I’m a second generation motorcycle rider. Growing up my dad always had a motorcycle; at one point he even had 4. Mom and I would take turns riding with him most weekends running errands, visiting family, and sometimes just going out for ice cream. We joined a local motorcycle club when I was 12, so our rides became more frequent. In the organization, we were Chapter Z or by those who knew us, the Zaniacs. We would ride out to other chapter meetings, go on poker runs to raise money for local charities, ride in parades… It was an amazing feeling to belong to this amazing group of people who loved riding just as much as we did.
In school I would tell my peers that I rode motorcycles with my dad and most of the time I heard a, “Yeah right…” It wasn’t until dad picked me up on his Goldwing from band rehearsal that people took me seriously. Word spread like wildfire that I not only rode a motorcycle, but that I was in a full-fledged motorcycle gang. I for sure didn’t say ‘gang’ when I spoke about my club, but you know how kids are…
My status as a motorcycling bad ass grew tenfold when members of my chapter showed up for a presentation my school was putting on for September 11th. The school board invited members of the community to join my school on the front lawn to listen to a guest speaker who was a prisoner of war talk about how sucky 9/11 was and how awesome America is (but in much more eloquent manor).
Patriotism and motorcycles are synonymous (in case you didn’t know), so when there was an invite to this event, dozens of motorcyclist of all types came to show their support and appreciation. When you’re on the verge of teenagdom, any motorcycle is cool, but when there is a sea of chrome and leather pulling up beside you, you become just plain giddy–actually that’s at any age I believe.

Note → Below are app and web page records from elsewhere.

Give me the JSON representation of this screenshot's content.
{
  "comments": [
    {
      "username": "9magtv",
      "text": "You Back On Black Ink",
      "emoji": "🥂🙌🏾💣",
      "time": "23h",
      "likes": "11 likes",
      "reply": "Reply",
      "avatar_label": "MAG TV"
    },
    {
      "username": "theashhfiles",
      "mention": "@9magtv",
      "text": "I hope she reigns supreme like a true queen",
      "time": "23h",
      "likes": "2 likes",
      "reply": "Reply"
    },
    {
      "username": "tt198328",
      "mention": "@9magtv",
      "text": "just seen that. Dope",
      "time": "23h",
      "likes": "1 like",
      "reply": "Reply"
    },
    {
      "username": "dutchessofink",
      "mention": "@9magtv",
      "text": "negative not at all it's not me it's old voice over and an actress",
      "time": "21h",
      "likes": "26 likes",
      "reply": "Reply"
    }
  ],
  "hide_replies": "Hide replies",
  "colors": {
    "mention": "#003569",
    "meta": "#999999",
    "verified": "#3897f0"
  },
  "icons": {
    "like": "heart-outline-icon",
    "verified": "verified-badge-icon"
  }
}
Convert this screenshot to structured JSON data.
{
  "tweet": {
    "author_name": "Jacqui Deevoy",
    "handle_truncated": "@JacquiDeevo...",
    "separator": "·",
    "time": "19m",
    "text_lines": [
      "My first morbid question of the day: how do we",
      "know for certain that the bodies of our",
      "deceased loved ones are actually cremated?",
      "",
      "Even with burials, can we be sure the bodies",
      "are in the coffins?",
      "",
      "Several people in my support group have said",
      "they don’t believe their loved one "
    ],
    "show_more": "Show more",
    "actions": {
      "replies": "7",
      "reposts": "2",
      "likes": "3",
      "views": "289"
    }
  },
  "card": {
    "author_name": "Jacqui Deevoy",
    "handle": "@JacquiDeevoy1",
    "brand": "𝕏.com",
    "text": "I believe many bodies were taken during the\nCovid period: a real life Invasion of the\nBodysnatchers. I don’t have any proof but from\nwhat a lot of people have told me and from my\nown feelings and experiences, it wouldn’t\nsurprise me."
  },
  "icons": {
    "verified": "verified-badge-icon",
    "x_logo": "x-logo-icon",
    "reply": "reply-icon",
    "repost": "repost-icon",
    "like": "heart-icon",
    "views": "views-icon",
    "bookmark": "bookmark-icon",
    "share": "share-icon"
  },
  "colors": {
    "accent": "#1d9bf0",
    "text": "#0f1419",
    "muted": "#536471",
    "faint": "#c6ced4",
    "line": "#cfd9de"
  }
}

So when members from my chapter showed up and spotted me in the crowd, they all invited me over for hugs and high fives. I of course had to ask permission from my teacher if I could go say hi to my buddies, but she was just as shocked as my classmates and agreed. The greeting was brief and there were only about a dozen riders from my particular chapter there, but by association, according to my schoolmates, I knew every single one of them which made me the coolest chick in the 7th grade.
Last fall I convinced Fella to get our motorcycle licenses together and within a couple weeks we purchased our own bikes and formed our own little riding club. Around the same time we got Bonnie and Clyde, dad’s bike broken down. It was an older motorcycle and dad had put thousands of miles on it, so it wan’t unexpected, but it still sucked. It wasn’t long after that he decided to buy another bike. I mean, he had to so that we could grow our club from 2 to 3, ’cause that’s when you know you have something real.
Our club name has yet to be determined…
Last weekend mom came to visit. Her, Fella and I were hanging out Sunday afternoon when my brother called. I answer the phone, he asked if mom was near by, I confirmed, then he said:
“He’s okay, but dad was in a motorcycle accident.”
My response: “Is he okay!?”
According to my brother this is what happened: Dad was out riding, on his way home trying to beat the rain that was moving in. He was on a back road with lots of twists and turns, within 5 miles of home. He entered a curve going no more than 30mph when his front wheel slipped out from under him. He fell off the bike and ended up in a ditch while the bike flipped a handful of time and landed in the opposite ditch.
A stranger stopped to check on dad and dad called my bro. My brother came to get dad, but instead of going to the hospital like a normal person, dad insisted that he was taken home to get the truck and trailer to load his mangled motorcycle; my brother obliged. They finally got to the hospital where dad got x-rays of his presumed broken pinky and possibly broken elbow. Fortunately nothing is broken; his pinky was sprained and the docs think he dislocated his shoulder, but worked it back into place while loading the bike onto the trailer… dumby head! So luckily no broken bones, but he has serious road rash down most of his arm and is in a lot of pain.
After talking to some friends and colleagues about my dad’s accident, their questions have been the same: “Doesn’t that make you scared of riding your motorcycle now?” and my answer is no.
When you start riding motorcycles, just like all dangerous activities, you assume the risks involved. You know there is a possibility of falling, but if you’re safe and take proper measures to protect yourself with adequate gear and don’t drive like a moron, then chances are you have nothing to worry about and you’ll have a great time. If anything, I’ve learned a lot from my dad’s accident.
- Always wear a jacket. I think that because my dad is such a seasoned rider, he became too
comfortableconfident in his abilities. Because of this he would often ride in just a t-shirt which is why he got such bad road rash.
- Even if it starts raining just a little, be overly cautious. When rain hits the pavement, it mixes with the oil that’s already there making for a very slick roadway, particularly for motorcycles. If there is no safe place to pull off, take it slow.
- Don’t be a dumby–go to the hospital after an accident.
I mean, I feel like that last one is just a given, but adrenaline makes you do some stupid stuff…